### Records from a collection
_ _ _ _
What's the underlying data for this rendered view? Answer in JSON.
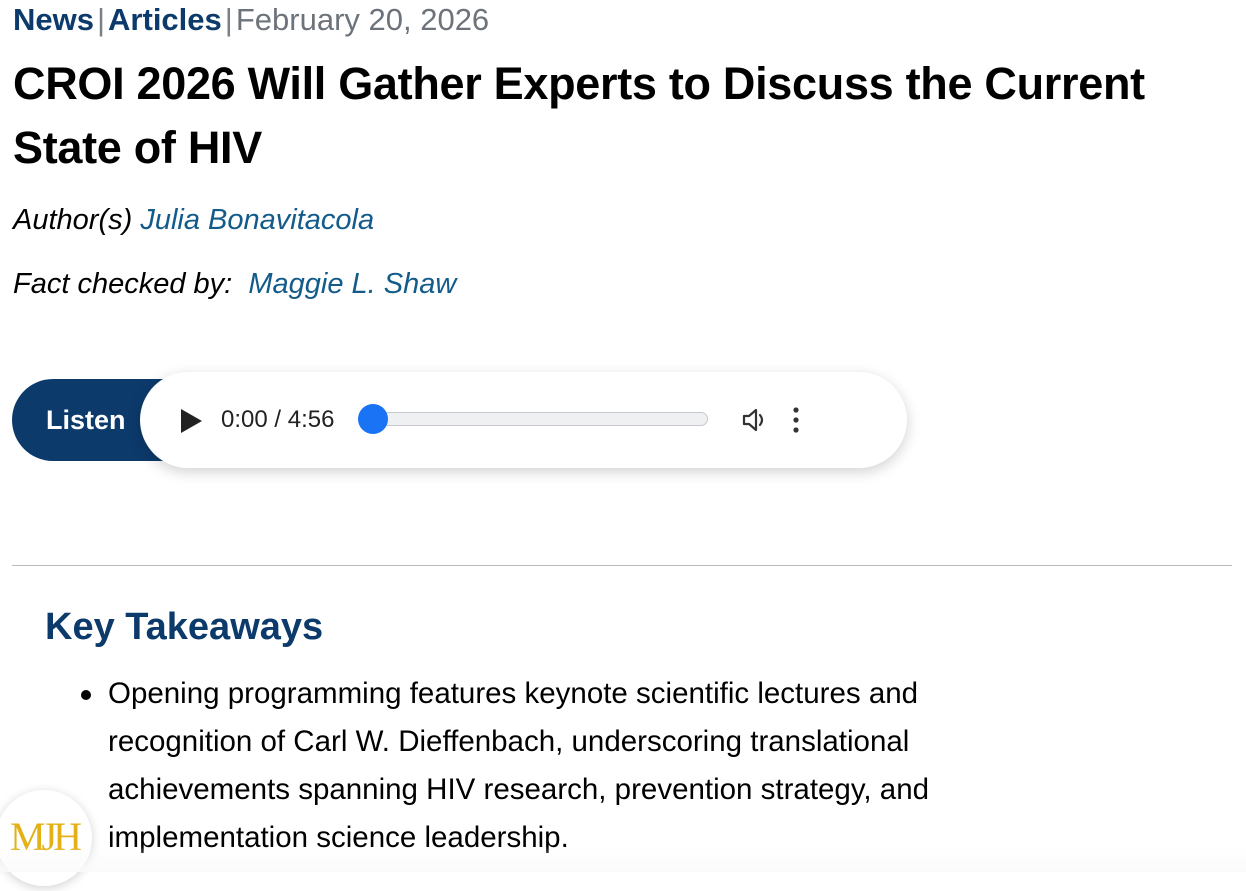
{
  "breadcrumb": {
    "category1": "News",
    "separator": "|",
    "category2": "Articles",
    "date": "February 20, 2026"
  },
  "article": {
    "title": "CROI 2026 Will Gather Experts to Discuss the Current State of HIV",
    "author_label": "Author(s)",
    "author_name": "Julia Bonavitacola",
    "factcheck_label": "Fact checked by:",
    "factcheck_name": "Maggie L. Shaw"
  },
  "audio": {
    "listen_label": "Listen",
    "time_display": "0:00 / 4:56",
    "current_seconds": 0,
    "duration_seconds": 296
  },
  "key_takeaways": {
    "heading": "Key Takeaways",
    "items": [
      "Opening programming features keynote scientific lectures and recognition of Carl W. Dieffenbach, underscoring translational achievements spanning HIV research, prevention strategy, and implementation science leadership."
    ]
  },
  "colors": {
    "brand_navy": "#0c3a6b",
    "link_blue": "#135b8a",
    "audio_accent": "#1a73f5",
    "logo_gold": "#e3b016"
  },
  "icons": {
    "play": "play-icon",
    "volume": "volume-icon",
    "more": "more-vert-icon"
  },
  "logo": {
    "text": "MJH"
  }
}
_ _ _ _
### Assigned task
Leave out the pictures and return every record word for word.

### Response box
What's the underlying data for this rendered view? Answer in JSON.
{
  "breadcrumb": {
    "category1": "News",
    "separator": "|",
    "category2": "Articles",
    "date": "February 20, 2026"
  },
  "article": {
    "title": "CROI 2026 Will Gather Experts to Discuss the Current State of HIV",
    "author_label": "Author(s)",
    "author_name": "Julia Bonavitacola",
    "factcheck_label": "Fact checked by:",
    "factcheck_name": "Maggie L. Shaw"
  },
  "audio": {
    "listen_label": "Listen",
    "time_display": "0:00 / 4:56",
    "current_seconds": 0,
    "duration_seconds": 296
  },
  "key_takeaways": {
    "heading": "Key Takeaways",
    "items": [
      "Opening programming features keynote scientific lectures and recognition of Carl W. Dieffenbach, underscoring translational achievements spanning HIV research, prevention strategy, and implementation science leadership."
    ]
  },
  "colors": {
    "brand_navy": "#0c3a6b",
    "link_blue": "#135b8a",
    "audio_accent": "#1a73f5",
    "logo_gold": "#e3b016"
  },
  "icons": {
    "play": "play-icon",
    "volume": "volume-icon",
    "more": "more-vert-icon"
  },
  "logo": {
    "text": "MJH"
  }
}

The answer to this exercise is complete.